▶ _Task_: What is needed is a word-for-word copy of the records below.

Supplied material Block Start

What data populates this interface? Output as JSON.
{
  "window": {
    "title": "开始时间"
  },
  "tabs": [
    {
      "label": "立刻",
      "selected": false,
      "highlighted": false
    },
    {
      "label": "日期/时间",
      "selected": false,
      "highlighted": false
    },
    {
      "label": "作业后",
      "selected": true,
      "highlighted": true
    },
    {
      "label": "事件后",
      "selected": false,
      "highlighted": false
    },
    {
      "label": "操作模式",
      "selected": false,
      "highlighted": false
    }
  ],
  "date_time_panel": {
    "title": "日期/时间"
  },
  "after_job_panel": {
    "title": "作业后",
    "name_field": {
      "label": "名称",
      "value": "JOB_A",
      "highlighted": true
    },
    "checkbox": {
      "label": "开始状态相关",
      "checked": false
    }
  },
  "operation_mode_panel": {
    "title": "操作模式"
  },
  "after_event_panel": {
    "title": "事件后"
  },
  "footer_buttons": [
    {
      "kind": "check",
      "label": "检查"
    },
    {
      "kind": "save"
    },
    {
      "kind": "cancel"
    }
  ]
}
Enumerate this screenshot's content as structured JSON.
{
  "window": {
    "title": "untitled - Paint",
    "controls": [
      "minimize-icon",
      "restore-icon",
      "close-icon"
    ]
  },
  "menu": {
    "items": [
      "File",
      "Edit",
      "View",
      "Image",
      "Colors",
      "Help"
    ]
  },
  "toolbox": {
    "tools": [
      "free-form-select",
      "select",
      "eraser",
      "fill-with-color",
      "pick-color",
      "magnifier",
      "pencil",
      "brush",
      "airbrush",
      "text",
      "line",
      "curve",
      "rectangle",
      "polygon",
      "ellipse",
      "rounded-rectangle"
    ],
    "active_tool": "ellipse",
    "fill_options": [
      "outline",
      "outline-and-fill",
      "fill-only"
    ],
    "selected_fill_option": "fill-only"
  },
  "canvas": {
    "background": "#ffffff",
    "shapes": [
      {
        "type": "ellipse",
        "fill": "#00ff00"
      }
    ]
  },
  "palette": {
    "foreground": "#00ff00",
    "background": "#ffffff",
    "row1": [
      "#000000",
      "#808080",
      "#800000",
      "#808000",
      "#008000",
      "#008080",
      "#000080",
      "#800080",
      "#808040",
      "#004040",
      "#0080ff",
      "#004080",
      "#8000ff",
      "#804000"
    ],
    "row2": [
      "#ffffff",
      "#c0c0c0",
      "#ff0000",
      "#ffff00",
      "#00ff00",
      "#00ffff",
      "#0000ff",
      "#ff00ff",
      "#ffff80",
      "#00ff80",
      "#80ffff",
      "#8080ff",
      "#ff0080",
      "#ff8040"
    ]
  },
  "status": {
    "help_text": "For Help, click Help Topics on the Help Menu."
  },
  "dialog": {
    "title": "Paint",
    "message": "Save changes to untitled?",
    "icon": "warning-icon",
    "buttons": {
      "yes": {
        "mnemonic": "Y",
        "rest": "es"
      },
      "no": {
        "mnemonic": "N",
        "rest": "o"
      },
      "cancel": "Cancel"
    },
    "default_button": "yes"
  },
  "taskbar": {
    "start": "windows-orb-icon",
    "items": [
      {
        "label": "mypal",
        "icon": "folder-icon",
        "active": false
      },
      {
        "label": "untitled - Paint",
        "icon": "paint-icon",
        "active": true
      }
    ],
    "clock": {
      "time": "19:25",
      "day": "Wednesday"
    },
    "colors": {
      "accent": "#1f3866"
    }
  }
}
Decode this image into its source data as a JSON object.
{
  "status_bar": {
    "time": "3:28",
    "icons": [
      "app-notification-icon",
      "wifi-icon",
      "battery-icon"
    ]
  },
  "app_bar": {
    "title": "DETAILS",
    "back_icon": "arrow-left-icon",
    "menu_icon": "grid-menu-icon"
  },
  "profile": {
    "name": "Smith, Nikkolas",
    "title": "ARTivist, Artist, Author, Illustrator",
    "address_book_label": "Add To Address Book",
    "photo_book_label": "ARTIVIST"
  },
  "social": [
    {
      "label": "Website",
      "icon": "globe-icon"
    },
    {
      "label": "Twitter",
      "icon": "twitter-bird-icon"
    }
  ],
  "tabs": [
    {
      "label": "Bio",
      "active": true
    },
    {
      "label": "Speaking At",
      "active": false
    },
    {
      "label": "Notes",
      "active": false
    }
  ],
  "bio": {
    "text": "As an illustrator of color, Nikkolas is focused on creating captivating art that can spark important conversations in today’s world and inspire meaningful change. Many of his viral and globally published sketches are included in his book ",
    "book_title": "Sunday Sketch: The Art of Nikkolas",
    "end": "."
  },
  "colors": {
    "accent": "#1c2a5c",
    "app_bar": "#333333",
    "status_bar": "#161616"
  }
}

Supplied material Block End

▶ _Finished task_:
What data populates this interface? Output as JSON.
{
  "window": {
    "title": "开始时间"
  },
  "tabs": [
    {
      "label": "立刻",
      "selected": false,
      "highlighted": false
    },
    {
      "label": "日期/时间",
      "selected": false,
      "highlighted": false
    },
    {
      "label": "作业后",
      "selected": true,
      "highlighted": true
    },
    {
      "label": "事件后",
      "selected": false,
      "highlighted": false
    },
    {
      "label": "操作模式",
      "selected": false,
      "highlighted": false
    }
  ],
  "date_time_panel": {
    "title": "日期/时间"
  },
  "after_job_panel": {
    "title": "作业后",
    "name_field": {
      "label": "名称",
      "value": "JOB_A",
      "highlighted": true
    },
    "checkbox": {
      "label": "开始状态相关",
      "checked": false
    }
  },
  "operation_mode_panel": {
    "title": "操作模式"
  },
  "after_event_panel": {
    "title": "事件后"
  },
  "footer_buttons": [
    {
      "kind": "check",
      "label": "检查"
    },
    {
      "kind": "save"
    },
    {
      "kind": "cancel"
    }
  ]
}
Enumerate this screenshot's content as structured JSON.
{
  "window": {
    "title": "untitled - Paint",
    "controls": [
      "minimize-icon",
      "restore-icon",
      "close-icon"
    ]
  },
  "menu": {
    "items": [
      "File",
      "Edit",
      "View",
      "Image",
      "Colors",
      "Help"
    ]
  },
  "toolbox": {
    "tools": [
      "free-form-select",
      "select",
      "eraser",
      "fill-with-color",
      "pick-color",
      "magnifier",
      "pencil",
      "brush",
      "airbrush",
      "text",
      "line",
      "curve",
      "rectangle",
      "polygon",
      "ellipse",
      "rounded-rectangle"
    ],
    "active_tool": "ellipse",
    "fill_options": [
      "outline",
      "outline-and-fill",
      "fill-only"
    ],
    "selected_fill_option": "fill-only"
  },
  "canvas": {
    "background": "#ffffff",
    "shapes": [
      {
        "type": "ellipse",
        "fill": "#00ff00"
      }
    ]
  },
  "palette": {
    "foreground": "#00ff00",
    "background": "#ffffff",
    "row1": [
      "#000000",
      "#808080",
      "#800000",
      "#808000",
      "#008000",
      "#008080",
      "#000080",
      "#800080",
      "#808040",
      "#004040",
      "#0080ff",
      "#004080",
      "#8000ff",
      "#804000"
    ],
    "row2": [
      "#ffffff",
      "#c0c0c0",
      "#ff0000",
      "#ffff00",
      "#00ff00",
      "#00ffff",
      "#0000ff",
      "#ff00ff",
      "#ffff80",
      "#00ff80",
      "#80ffff",
      "#8080ff",
      "#ff0080",
      "#ff8040"
    ]
  },
  "status": {
    "help_text": "For Help, click Help Topics on the Help Menu."
  },
  "dialog": {
    "title": "Paint",
    "message": "Save changes to untitled?",
    "icon": "warning-icon",
    "buttons": {
      "yes": {
        "mnemonic": "Y",
        "rest": "es"
      },
      "no": {
        "mnemonic": "N",
        "rest": "o"
      },
      "cancel": "Cancel"
    },
    "default_button": "yes"
  },
  "taskbar": {
    "start": "windows-orb-icon",
    "items": [
      {
        "label": "mypal",
        "icon": "folder-icon",
        "active": false
      },
      {
        "label": "untitled - Paint",
        "icon": "paint-icon",
        "active": true
      }
    ],
    "clock": {
      "time": "19:25",
      "day": "Wednesday"
    },
    "colors": {
      "accent": "#1f3866"
    }
  }
}
Decode this image into its source data as a JSON object.
{
  "status_bar": {
    "time": "3:28",
    "icons": [
      "app-notification-icon",
      "wifi-icon",
      "battery-icon"
    ]
  },
  "app_bar": {
    "title": "DETAILS",
    "back_icon": "arrow-left-icon",
    "menu_icon": "grid-menu-icon"
  },
  "profile": {
    "name": "Smith, Nikkolas",
    "title": "ARTivist, Artist, Author, Illustrator",
    "address_book_label": "Add To Address Book",
    "photo_book_label": "ARTIVIST"
  },
  "social": [
    {
      "label": "Website",
      "icon": "globe-icon"
    },
    {
      "label": "Twitter",
      "icon": "twitter-bird-icon"
    }
  ],
  "tabs": [
    {
      "label": "Bio",
      "active": true
    },
    {
      "label": "Speaking At",
      "active": false
    },
    {
      "label": "Notes",
      "active": false
    }
  ],
  "bio": {
    "text": "As an illustrator of color, Nikkolas is focused on creating captivating art that can spark important conversations in today’s world and inspire meaningful change. Many of his viral and globally published sketches are included in his book ",
    "book_title": "Sunday Sketch: The Art of Nikkolas",
    "end": "."
  },
  "colors": {
    "accent": "#1c2a5c",
    "app_bar": "#333333",
    "status_bar": "#161616"
  }
}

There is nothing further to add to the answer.